INSTRUCTIONS FOR THE TASK => Each line of the data that mentions the string "Order" needs to be identified and copied.

DATA FOR THIS EXERCISE =>

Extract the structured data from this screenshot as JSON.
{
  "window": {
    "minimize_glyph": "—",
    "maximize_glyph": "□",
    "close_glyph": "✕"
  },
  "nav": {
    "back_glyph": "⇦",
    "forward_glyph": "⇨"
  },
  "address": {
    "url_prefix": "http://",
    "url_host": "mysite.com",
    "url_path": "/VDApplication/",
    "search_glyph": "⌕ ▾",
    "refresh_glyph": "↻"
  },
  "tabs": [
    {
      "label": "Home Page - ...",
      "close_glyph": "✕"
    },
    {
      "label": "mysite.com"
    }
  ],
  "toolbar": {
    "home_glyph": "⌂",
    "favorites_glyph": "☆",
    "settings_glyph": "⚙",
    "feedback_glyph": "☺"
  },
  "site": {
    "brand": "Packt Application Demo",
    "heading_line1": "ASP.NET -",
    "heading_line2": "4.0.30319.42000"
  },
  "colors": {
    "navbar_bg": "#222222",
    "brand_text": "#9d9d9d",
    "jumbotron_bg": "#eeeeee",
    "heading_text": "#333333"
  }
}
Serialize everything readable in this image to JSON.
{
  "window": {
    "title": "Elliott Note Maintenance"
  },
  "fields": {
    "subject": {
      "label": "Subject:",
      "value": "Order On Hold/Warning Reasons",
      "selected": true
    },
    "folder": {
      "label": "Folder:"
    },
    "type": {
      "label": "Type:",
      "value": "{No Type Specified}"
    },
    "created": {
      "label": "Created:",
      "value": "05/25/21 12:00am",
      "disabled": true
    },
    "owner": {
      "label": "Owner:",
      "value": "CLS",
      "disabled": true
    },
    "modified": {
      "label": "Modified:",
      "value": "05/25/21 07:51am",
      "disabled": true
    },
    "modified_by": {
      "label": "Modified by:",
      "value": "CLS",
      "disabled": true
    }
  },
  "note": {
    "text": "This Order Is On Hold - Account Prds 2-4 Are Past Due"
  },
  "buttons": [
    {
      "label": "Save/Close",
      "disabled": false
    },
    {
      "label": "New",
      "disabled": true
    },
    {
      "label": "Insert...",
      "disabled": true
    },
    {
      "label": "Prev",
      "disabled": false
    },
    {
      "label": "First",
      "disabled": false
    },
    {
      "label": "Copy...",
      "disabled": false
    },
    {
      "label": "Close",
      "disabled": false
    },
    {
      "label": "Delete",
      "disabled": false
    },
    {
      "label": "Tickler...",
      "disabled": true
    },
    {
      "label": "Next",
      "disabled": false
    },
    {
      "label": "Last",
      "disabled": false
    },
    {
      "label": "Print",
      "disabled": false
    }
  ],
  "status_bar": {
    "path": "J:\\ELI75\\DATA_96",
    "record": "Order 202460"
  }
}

SOLUTION FOR THIS PROBLEM =>
      "value": "Order On Hold/Warning Reasons",
    "text": "This Order Is On Hold - Account Prds 2-4 Are Past Due"
    "record": "Order 202460"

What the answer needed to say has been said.